» **Aim of the exercise**: The task calls for each record to be given again exactly.

Record excerpts section start

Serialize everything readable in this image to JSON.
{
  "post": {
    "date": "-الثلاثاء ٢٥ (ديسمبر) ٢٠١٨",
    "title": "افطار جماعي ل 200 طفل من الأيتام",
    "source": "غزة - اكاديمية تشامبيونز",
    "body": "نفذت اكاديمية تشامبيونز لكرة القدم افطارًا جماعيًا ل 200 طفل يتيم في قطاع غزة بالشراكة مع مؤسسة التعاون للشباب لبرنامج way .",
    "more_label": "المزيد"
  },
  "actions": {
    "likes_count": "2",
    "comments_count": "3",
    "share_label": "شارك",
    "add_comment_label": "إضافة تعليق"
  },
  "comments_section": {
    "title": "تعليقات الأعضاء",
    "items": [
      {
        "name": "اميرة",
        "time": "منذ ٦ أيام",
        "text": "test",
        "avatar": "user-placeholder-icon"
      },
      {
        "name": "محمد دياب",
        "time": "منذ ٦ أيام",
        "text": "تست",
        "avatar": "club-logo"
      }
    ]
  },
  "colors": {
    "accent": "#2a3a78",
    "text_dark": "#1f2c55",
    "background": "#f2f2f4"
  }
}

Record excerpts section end

» **Your solution**:
Serialize everything readable in this image to JSON.
{
  "post": {
    "date": "-الثلاثاء ٢٥ (ديسمبر) ٢٠١٨",
    "title": "افطار جماعي ل 200 طفل من الأيتام",
    "source": "غزة - اكاديمية تشامبيونز",
    "body": "نفذت اكاديمية تشامبيونز لكرة القدم افطارًا جماعيًا ل 200 طفل يتيم في قطاع غزة بالشراكة مع مؤسسة التعاون للشباب لبرنامج way .",
    "more_label": "المزيد"
  },
  "actions": {
    "likes_count": "2",
    "comments_count": "3",
    "share_label": "شارك",
    "add_comment_label": "إضافة تعليق"
  },
  "comments_section": {
    "title": "تعليقات الأعضاء",
    "items": [
      {
        "name": "اميرة",
        "time": "منذ ٦ أيام",
        "text": "test",
        "avatar": "user-placeholder-icon"
      },
      {
        "name": "محمد دياب",
        "time": "منذ ٦ أيام",
        "text": "تست",
        "avatar": "club-logo"
      }
    ]
  },
  "colors": {
    "accent": "#2a3a78",
    "text_dark": "#1f2c55",
    "background": "#f2f2f4"
  }
}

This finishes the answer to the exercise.